Greek riot police chases demonstrators (Thanassis Stavrakis/AP)

A statement from the office of Prime Minister Alexis Tsipras blamed “extremist elements and members of Golden Dawn” – an extreme-right, anti-immigrant party – for the clashes on Sunday.

It said: “In our democracy, citizens’ free expression is an inalienable right, even for those who want to abolish democracy … it is also the duty and obligation of those of us who do believe not to allow them. Let’s isolate and condemn them.”

Police said in a statement that officers had been attacked by “organised groups of individuals with special ferocity, (using) rocks, iron bars, wooden clubs, firebombs, etc. … police forces acted according to operational plans and orders, showed restraint and professionalism and, using the appropriate methods, repelled the attacks.”

Protest organisers said they hoped to attract more than 600,000 people. Police released an official estimate of 60,000.

Protesters wave Greek flags outside parliament in Athens (Thanassis Stavrakis/AP)

While organisers said about 3,000 buses would travel from northern Greece alone, police said a total of 327 had arrived from across the country Sunday afternoon.

Among the people who addressed the protest were former conservative Prime Minister Antonis Samaras, a member of the Mount Athos monastic community and a Greek-American former politician, Chris Spirou, who was once a member of New Hampshire’s House of Representatives.

In northern Greece, farmers temporarily blocked the highway leading to the Macedonian border in solidarity.
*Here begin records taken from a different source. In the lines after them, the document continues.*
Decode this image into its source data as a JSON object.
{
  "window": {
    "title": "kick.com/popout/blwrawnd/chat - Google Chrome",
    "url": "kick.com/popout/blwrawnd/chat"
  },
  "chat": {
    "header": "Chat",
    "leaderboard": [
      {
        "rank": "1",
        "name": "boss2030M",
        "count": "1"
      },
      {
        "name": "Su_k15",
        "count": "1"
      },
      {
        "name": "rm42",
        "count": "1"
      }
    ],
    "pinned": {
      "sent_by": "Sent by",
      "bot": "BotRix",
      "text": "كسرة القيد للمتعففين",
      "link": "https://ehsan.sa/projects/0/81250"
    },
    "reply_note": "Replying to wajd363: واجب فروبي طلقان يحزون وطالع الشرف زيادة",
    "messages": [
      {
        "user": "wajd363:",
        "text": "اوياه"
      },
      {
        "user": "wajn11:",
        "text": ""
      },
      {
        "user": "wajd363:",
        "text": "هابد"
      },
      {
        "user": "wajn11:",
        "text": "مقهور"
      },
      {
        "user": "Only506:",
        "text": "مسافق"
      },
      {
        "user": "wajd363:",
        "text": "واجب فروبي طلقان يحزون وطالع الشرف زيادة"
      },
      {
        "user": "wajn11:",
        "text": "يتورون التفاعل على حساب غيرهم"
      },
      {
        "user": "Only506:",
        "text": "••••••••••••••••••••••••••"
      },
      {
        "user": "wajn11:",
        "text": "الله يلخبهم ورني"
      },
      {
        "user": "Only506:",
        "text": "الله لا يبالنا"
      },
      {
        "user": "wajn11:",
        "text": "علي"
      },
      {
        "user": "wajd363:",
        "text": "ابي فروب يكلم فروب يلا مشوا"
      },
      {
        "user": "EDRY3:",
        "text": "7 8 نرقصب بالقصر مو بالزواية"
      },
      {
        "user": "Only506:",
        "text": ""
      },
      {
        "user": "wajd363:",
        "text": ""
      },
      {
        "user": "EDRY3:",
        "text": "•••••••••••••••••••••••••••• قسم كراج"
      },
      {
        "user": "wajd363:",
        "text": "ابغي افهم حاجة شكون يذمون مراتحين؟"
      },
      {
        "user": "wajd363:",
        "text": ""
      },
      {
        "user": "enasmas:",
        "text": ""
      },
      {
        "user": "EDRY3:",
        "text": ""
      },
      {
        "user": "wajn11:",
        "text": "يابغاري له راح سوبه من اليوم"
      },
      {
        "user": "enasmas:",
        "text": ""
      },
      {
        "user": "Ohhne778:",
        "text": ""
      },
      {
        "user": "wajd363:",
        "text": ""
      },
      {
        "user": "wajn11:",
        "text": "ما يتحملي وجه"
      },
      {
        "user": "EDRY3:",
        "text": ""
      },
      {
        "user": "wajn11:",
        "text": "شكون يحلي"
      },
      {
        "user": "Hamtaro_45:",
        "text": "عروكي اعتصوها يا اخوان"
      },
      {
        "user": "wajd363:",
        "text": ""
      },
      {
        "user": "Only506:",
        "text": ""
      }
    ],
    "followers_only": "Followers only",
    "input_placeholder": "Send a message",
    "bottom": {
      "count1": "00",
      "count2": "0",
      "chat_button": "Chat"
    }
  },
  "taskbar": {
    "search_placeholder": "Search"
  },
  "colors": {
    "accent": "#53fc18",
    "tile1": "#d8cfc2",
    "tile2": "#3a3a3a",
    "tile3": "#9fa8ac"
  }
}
It later reopened.

About 300 anarchists staged a counter-demonstration on Sunday. Police erected barriers to prevent clashes.

After their otherwise peaceful rally, anarchists burned a car with official licence plates.

Press Association


From Belfast Telegraph